▶ _What you have to do_: Sift the listing for lines that hold the string "groups" and pull them out.

▶ _Records supplied_:
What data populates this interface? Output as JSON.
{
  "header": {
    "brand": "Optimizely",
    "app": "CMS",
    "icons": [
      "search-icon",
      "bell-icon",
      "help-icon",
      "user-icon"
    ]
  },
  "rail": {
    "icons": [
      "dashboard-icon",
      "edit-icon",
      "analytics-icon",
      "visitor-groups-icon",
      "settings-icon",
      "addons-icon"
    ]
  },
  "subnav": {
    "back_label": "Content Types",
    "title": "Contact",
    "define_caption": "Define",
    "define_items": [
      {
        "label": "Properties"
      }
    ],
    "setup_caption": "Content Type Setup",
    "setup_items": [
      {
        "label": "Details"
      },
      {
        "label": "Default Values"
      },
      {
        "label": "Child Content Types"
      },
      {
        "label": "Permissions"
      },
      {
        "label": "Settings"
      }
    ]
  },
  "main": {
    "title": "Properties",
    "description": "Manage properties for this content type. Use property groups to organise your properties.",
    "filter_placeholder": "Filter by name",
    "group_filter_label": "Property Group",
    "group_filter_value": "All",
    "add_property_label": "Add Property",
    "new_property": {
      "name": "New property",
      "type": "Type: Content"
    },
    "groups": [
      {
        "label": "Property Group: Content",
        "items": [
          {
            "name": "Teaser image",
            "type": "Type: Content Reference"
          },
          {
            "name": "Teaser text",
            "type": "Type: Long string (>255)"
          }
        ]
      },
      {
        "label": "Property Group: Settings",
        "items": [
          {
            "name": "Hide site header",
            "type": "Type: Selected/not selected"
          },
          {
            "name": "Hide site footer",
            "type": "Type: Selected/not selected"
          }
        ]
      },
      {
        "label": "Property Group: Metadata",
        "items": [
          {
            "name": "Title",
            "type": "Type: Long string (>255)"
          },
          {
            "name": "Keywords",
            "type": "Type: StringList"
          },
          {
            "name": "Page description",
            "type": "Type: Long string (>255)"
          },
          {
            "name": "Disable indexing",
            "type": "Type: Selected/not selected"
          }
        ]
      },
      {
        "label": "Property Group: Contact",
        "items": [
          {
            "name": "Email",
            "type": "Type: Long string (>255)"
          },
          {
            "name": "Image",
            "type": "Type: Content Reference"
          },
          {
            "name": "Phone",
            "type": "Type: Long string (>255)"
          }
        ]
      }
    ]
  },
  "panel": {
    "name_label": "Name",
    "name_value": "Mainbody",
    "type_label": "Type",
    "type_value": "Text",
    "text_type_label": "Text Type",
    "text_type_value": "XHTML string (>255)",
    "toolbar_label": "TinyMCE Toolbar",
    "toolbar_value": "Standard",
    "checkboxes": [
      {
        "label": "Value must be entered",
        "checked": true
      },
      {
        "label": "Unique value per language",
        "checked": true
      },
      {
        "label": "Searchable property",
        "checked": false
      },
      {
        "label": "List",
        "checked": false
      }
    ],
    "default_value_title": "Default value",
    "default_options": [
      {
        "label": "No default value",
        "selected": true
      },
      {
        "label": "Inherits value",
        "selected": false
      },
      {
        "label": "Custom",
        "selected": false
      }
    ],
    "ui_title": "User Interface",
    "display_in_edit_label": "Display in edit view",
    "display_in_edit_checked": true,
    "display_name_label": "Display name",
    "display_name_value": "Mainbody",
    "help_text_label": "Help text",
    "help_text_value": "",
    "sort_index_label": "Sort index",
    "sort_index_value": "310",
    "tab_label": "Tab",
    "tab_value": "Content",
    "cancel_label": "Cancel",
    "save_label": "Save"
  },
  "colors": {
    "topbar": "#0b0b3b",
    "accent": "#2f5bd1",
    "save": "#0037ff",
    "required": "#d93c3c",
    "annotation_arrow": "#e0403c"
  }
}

▶ _Solved exercise_:
      "visitor-groups-icon",
    "description": "Manage properties for this content type. Use property groups to organise your properties.",
    "groups": [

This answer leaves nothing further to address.